Effect of Feed-Stream Configuration on Gas-Phase Chlorination Reactor Performance
Chlorination of hydrocarbons is an industrially important process used for the production of commercially viable environmentally friendly chemicals. The highly exothermic nature of these reactions necessitates a thorough study of reactor stability and product feasibility. Here, computational fluid dynamics (CFD) is used to analyze the performance of a coaxial rightcylindrical insulated reactor for different inlet flow configurations. Chlorination reactions involve a large number of radicals and other intermediates, and hence, direct simulations using traditional CFD techniques are difficult because of the stiff nature of the reaction scheme involved. A novel algorithm for reaction computation, in situ adaptive tabulation (ISAT), is used to obtain considerable computational gains. The joint probability density function (JPDF) transport equation for the scalars with closed terms for reaction is solved using a Monte Carlo particle algorithm in tandem with a finite-volume (FV) Reynolds-averaged Navier-Stokes (RANS) method. The particle method handles transport of 15 scalars along with enthalpy and feeds back mean field values of temperature and molecular weight that are used by the FV code to correct the flow for reaction. The scalar scatter plots conditioned on the mixture fraction are used to study the details of the kinetics in different reactor zones. Comparison of premixed and segregated inlets is done to determine reactor stability and product yield. Conclusions are then drawn about fundamental properties of the reactor and broad considerations for reactor design.

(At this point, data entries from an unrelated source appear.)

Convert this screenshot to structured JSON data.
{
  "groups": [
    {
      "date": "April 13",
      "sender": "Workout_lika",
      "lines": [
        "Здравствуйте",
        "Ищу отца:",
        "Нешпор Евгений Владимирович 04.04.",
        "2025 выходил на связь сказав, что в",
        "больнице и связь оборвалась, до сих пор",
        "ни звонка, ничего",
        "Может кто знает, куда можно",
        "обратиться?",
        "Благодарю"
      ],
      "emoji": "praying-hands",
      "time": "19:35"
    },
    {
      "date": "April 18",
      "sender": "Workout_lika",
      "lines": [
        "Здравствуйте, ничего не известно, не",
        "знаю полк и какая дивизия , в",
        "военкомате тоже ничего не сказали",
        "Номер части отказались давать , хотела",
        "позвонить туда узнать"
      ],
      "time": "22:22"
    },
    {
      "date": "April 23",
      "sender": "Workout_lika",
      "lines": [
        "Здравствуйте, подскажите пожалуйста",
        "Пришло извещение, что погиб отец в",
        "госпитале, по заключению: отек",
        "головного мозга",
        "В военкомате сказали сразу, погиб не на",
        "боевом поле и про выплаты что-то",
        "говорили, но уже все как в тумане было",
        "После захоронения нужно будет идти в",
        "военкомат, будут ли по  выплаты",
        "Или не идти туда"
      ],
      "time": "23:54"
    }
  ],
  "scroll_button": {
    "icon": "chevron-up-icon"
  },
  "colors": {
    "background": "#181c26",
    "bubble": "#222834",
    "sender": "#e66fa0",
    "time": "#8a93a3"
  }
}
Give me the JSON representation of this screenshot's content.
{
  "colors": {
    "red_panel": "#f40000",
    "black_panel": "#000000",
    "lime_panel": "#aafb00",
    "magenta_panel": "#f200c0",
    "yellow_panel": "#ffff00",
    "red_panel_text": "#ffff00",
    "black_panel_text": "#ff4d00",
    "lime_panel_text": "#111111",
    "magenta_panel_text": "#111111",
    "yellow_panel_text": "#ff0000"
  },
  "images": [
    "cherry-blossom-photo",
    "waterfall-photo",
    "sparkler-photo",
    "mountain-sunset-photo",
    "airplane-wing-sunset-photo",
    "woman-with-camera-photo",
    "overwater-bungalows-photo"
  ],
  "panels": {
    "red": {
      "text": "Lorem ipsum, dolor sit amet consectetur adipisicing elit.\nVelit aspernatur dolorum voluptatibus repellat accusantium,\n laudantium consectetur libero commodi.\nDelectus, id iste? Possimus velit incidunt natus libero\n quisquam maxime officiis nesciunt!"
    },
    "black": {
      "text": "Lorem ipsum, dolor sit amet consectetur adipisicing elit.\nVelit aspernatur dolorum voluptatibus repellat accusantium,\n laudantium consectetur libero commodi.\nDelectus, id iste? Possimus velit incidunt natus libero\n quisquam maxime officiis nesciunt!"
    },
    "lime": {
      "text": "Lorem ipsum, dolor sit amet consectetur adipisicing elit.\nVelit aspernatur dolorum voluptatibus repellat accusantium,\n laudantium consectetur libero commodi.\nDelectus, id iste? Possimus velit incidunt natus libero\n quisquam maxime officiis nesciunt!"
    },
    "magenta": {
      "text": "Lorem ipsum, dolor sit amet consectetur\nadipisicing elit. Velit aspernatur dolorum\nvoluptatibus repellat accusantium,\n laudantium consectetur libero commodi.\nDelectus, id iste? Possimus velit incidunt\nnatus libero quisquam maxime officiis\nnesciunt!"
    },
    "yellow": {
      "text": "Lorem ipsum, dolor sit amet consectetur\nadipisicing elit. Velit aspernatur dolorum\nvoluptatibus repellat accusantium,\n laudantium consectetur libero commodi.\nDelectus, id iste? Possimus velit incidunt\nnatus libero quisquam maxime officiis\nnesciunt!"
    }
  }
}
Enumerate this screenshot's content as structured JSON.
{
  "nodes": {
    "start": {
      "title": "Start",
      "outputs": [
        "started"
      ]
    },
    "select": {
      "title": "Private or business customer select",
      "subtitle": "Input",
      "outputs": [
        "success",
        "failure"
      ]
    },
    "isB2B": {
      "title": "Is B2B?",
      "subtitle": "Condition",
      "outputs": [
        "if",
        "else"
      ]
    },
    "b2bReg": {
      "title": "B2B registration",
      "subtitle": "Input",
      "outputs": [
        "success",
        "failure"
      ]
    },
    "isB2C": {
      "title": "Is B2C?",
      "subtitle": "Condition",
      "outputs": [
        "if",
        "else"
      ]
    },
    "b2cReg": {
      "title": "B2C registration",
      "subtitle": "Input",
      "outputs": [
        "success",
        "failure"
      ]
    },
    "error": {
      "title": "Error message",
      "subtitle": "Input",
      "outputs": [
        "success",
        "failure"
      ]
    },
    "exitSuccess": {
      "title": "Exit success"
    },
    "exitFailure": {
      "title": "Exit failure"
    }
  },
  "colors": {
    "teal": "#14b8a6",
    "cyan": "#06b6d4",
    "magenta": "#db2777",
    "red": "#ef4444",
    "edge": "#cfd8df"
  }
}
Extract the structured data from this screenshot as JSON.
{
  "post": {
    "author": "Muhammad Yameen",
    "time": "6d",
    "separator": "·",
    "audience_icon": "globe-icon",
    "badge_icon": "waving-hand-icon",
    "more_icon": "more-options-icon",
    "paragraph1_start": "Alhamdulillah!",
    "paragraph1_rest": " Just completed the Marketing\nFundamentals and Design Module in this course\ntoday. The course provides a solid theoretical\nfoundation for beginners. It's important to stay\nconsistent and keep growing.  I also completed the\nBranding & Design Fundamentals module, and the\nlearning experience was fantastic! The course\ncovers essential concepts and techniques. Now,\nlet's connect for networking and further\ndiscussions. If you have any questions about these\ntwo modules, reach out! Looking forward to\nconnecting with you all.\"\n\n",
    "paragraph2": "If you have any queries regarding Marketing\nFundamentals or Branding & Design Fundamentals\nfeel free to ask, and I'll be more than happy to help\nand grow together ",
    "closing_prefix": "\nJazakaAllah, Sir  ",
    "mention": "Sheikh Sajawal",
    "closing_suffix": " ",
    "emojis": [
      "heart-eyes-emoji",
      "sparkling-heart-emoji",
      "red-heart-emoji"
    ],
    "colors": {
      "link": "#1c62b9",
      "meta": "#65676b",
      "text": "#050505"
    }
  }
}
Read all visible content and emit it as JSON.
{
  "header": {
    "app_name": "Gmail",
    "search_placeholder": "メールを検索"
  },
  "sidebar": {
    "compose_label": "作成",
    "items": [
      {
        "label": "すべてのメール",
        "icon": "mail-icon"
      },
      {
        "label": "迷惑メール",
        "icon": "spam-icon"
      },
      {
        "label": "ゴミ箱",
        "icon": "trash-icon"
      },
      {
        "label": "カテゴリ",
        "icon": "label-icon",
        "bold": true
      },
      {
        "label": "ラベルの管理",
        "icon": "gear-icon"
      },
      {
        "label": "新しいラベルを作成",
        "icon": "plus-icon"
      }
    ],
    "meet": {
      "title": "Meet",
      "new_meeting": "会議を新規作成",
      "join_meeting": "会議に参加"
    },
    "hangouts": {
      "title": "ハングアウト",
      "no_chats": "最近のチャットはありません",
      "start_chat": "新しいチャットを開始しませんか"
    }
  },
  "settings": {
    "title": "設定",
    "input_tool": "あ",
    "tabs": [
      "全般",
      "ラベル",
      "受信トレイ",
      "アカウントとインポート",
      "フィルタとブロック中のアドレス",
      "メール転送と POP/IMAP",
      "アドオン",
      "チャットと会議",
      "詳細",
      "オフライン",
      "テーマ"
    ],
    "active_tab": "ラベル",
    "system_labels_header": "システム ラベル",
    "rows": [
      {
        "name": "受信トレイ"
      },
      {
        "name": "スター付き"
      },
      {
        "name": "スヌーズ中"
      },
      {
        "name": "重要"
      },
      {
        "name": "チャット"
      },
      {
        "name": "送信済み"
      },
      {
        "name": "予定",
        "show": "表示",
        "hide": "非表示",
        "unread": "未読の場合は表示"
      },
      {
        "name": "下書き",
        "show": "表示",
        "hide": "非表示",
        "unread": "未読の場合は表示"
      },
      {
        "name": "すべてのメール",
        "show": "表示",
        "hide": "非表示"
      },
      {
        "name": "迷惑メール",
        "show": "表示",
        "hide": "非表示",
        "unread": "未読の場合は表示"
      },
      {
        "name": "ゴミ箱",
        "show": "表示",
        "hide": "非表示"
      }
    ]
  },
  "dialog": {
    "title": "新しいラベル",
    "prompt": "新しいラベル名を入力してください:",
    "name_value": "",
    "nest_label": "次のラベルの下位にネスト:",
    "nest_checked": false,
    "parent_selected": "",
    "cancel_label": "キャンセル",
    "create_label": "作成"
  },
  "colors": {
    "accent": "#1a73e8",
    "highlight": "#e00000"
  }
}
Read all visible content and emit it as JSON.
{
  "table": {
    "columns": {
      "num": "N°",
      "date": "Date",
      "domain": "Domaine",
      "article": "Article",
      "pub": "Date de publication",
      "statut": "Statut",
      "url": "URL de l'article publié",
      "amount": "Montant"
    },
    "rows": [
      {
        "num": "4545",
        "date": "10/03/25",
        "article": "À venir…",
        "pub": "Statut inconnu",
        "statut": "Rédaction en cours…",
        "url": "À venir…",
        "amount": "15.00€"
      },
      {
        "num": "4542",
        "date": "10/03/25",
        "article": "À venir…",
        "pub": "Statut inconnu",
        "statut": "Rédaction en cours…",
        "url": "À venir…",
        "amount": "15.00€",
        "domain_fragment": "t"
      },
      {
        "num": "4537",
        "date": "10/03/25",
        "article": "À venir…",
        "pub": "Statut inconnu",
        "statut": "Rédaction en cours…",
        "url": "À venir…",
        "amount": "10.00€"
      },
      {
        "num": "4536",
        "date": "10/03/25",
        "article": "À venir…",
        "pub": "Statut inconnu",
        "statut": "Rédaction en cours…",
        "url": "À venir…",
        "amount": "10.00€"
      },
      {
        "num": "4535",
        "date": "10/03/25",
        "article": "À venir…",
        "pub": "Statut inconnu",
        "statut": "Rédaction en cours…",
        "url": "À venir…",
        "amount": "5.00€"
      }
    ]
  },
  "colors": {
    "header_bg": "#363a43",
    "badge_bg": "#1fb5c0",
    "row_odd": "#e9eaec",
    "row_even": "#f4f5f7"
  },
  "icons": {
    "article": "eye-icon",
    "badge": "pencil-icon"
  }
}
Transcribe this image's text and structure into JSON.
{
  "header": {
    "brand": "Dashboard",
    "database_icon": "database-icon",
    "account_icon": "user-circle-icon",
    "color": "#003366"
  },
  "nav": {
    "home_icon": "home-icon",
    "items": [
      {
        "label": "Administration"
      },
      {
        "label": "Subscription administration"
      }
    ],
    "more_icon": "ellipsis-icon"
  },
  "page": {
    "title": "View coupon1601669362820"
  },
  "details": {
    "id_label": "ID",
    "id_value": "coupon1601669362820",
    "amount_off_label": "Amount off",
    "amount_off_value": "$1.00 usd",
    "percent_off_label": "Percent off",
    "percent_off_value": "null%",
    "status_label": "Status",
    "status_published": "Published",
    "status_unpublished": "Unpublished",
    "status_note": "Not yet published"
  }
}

This article is from Industrial & Engineering Chemistry Research 42 (2003): 2544-2557, doi: 10.1021/ie0206599. Posted with permission.